  • They have paid the car in cash.
  • They do not have to spend for hauling or transporting the vehicle.
  • They have no plans of driving it.

Let’s focus on the last point. All types of cars, whether they are purchased at an auction or not, need to be covered by insurance, especially if there’s an intention to drive. Although the rules may slightly differ among states, they are one in agreement that insurance sees to it that if something happens on the road, like damage to property or bodily injury, the aggrieved party can look forward to a claim.

The question is, what kind of insurance can buyers of auction cars have? Or is it possible for auction cars to be covered by insurance?

On the first question, the basic answer depends on the statutes of the state. They may have determined the minimum amount for general liability or collision insurance, as well as the possible deductible that can be had to reduce insurance premium. For example, in New York, a driver needs to have insurance coverage worth at least $10,000 for property damage in one accident, and that is different from the figures in the accident results in death.

The kinds of insurance available also depend on the state.

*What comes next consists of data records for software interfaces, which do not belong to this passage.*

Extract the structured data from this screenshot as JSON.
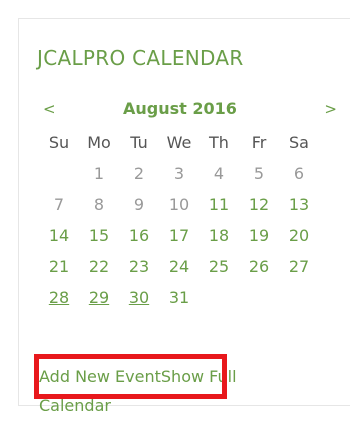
{
  "widget": {
    "title": "JCALPRO CALENDAR"
  },
  "calendar": {
    "prev_label": "<",
    "next_label": ">",
    "month_title": "August 2016",
    "weekdays": [
      "Su",
      "Mo",
      "Tu",
      "We",
      "Th",
      "Fr",
      "Sa"
    ],
    "weeks": [
      [
        null,
        "1",
        "2",
        "3",
        "4",
        "5",
        "6"
      ],
      [
        "7",
        "8",
        "9",
        "10",
        "11",
        "12",
        "13"
      ],
      [
        "14",
        "15",
        "16",
        "17",
        "18",
        "19",
        "20"
      ],
      [
        "21",
        "22",
        "23",
        "24",
        "25",
        "26",
        "27"
      ],
      [
        "28",
        "29",
        "30",
        "31",
        null,
        null,
        null
      ]
    ]
  },
  "links": {
    "add_event": "Add New Event",
    "show_full": "Show Full",
    "show_full_cont": "Calendar"
  },
  "colors": {
    "accent": "#6a9e48",
    "muted_day": "#999999",
    "weekday_header": "#555555",
    "highlight": "#e8181c",
    "border": "#e6e6e6"
  }
}
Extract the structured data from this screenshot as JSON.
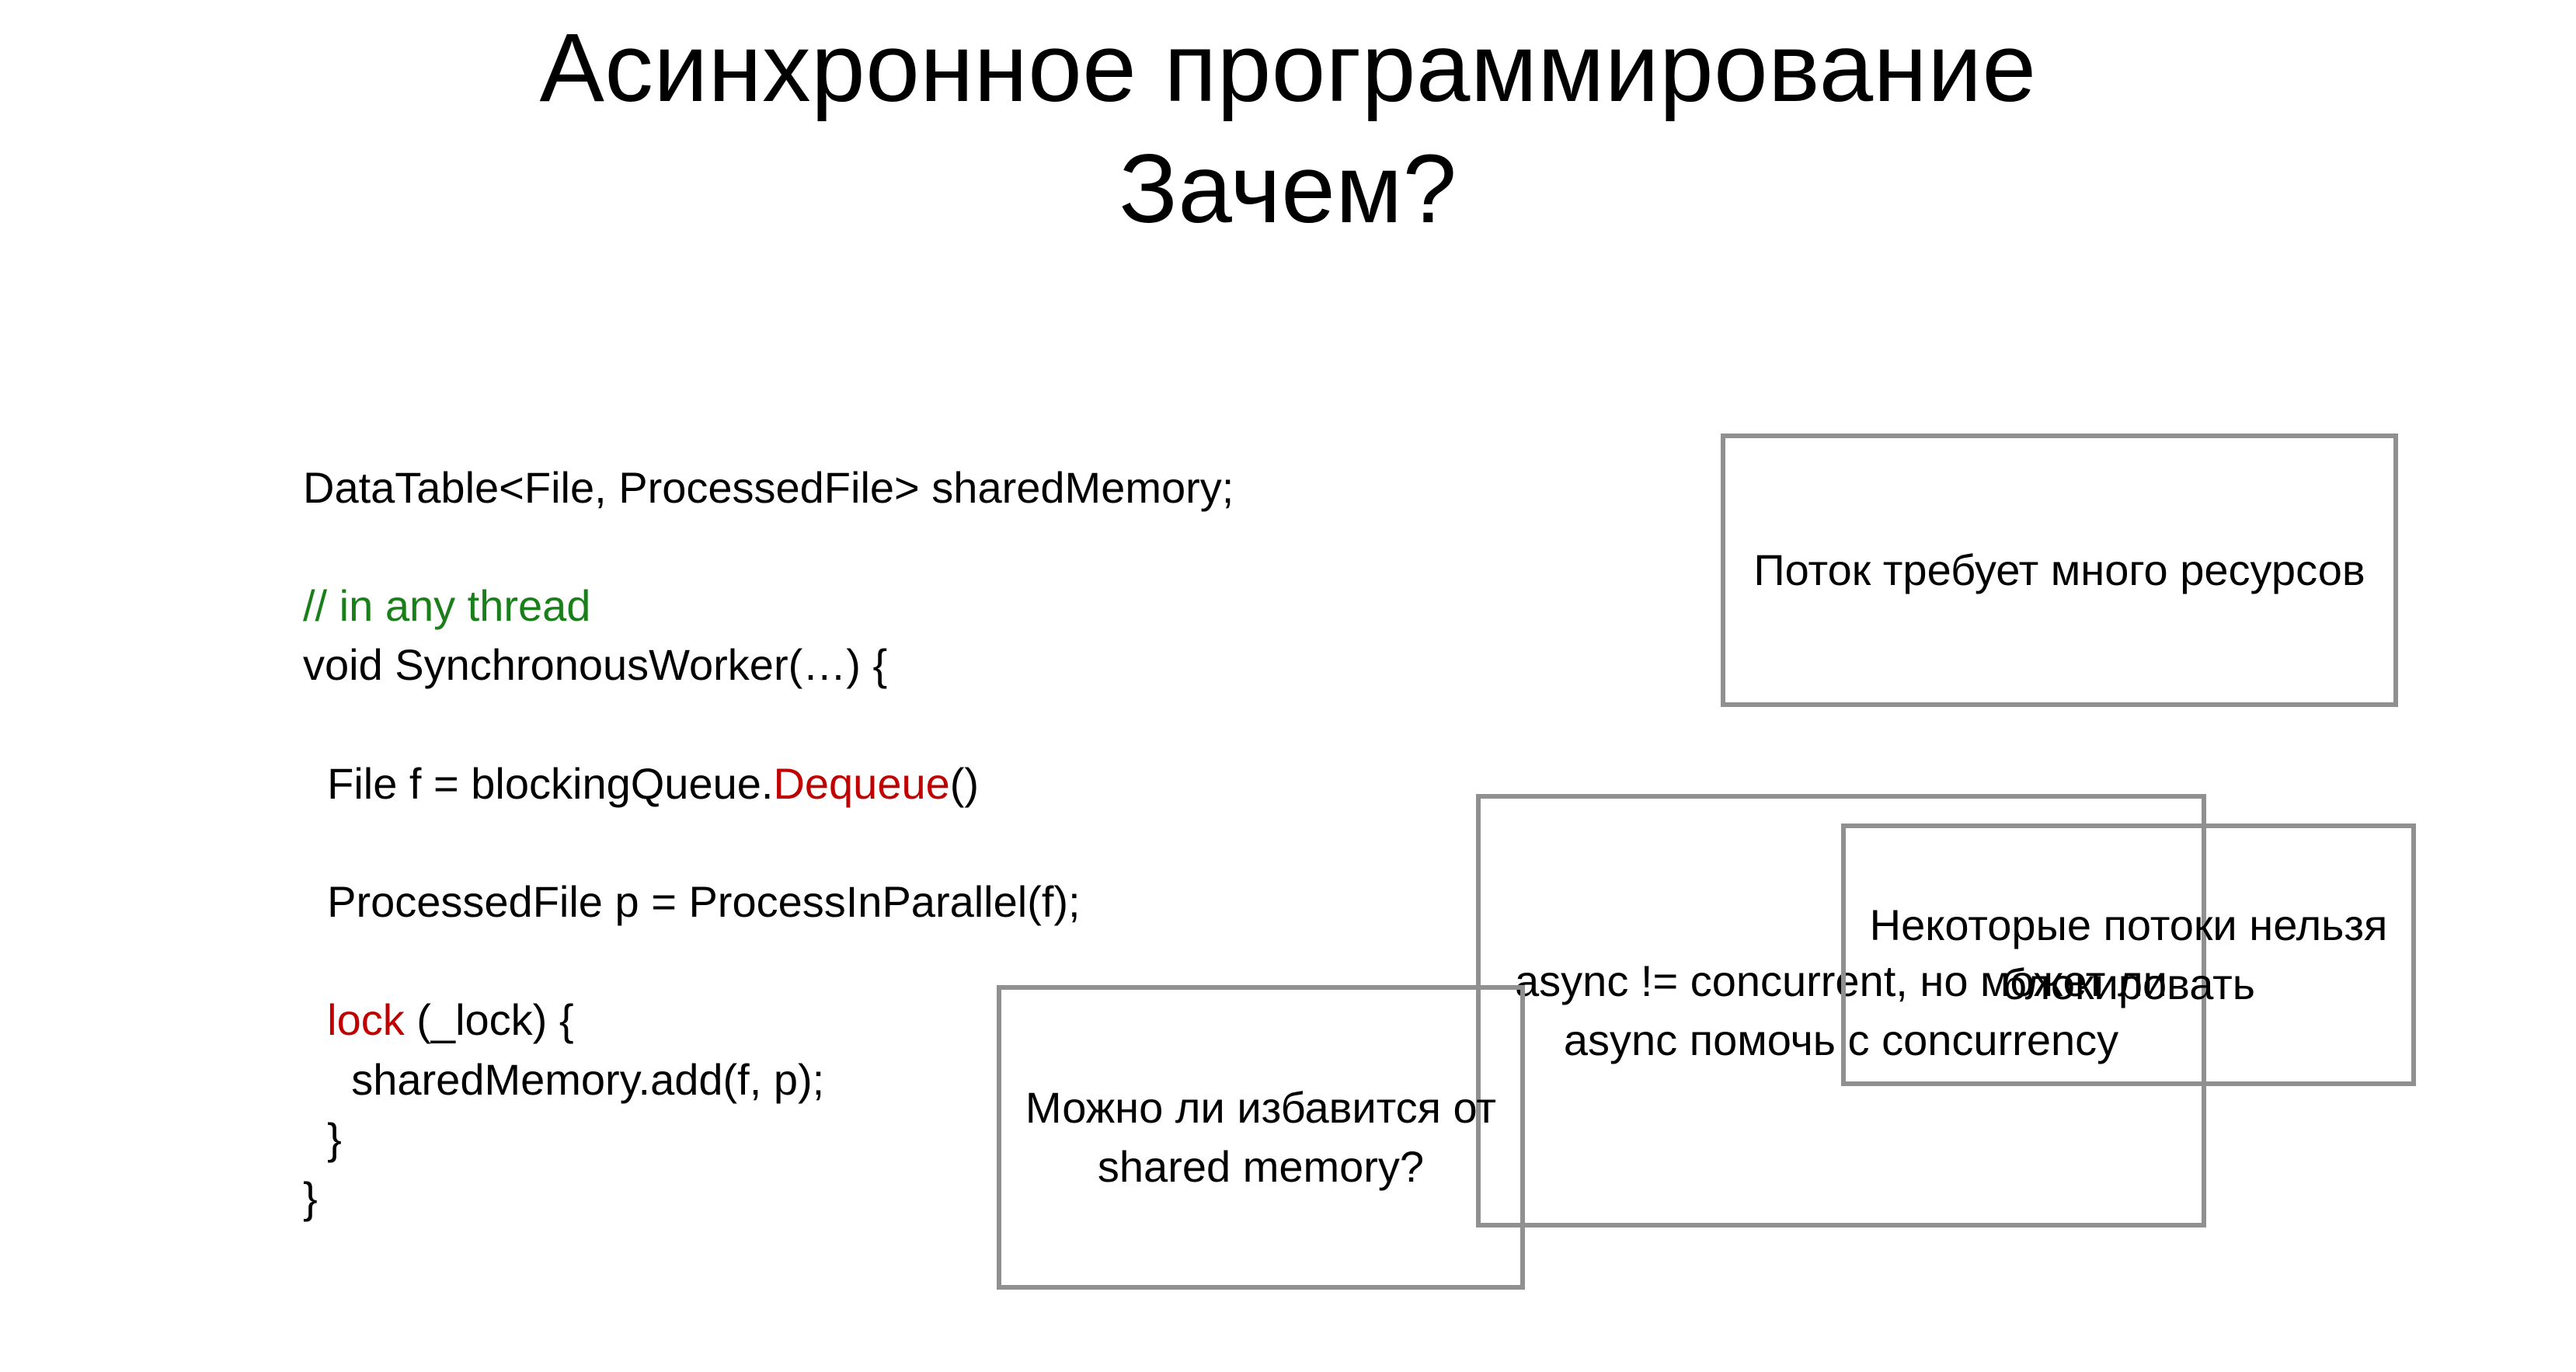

The standard is, of course, general liability and collision coverage. Some insurance companies have also packaged auto insurance with either life or health insurance. Any person who decides to buy insurance should exercise due diligence to determine not only whether the premium is affordable but also whether they need the other insurance.

It is also possible to secure temporary insurance, which works if the vehicle will be driven infrequently. Mind that this type of insurance has a very short duration.

 

What Cars Can Be Covered?

The second question, meanwhile, is another matter because of both state laws and discretion of the insurance company. Take, for example, a salvage car in New York.

A salvage car is a vehicle that has been totaled and the estimated value of the damage is more than a certain threshold. In the mentioned state, a car is considered salvage if the damage is over 75 percent its value, in addition to the vehicle eight years or newer. Further, before this vehicle may be driven again after it gets fixed, it should be executed a salvage title.

A salvage car, in general, can still be insured, but again, it is all up to the insurance company. A buyer should be warned, however, that the process can be difficult.

 

How to Get Auto Insurance

Some auctions are comprehensive that buyers can already arrange for auto insurance on-site through third parties. In certain instances, the auctioneers themselves arrange for the coverage. Otherwise, you haul the vehicle and shop for insurance later. You can use online comparison tools to get as many quotes as you can and find the best deal within your area.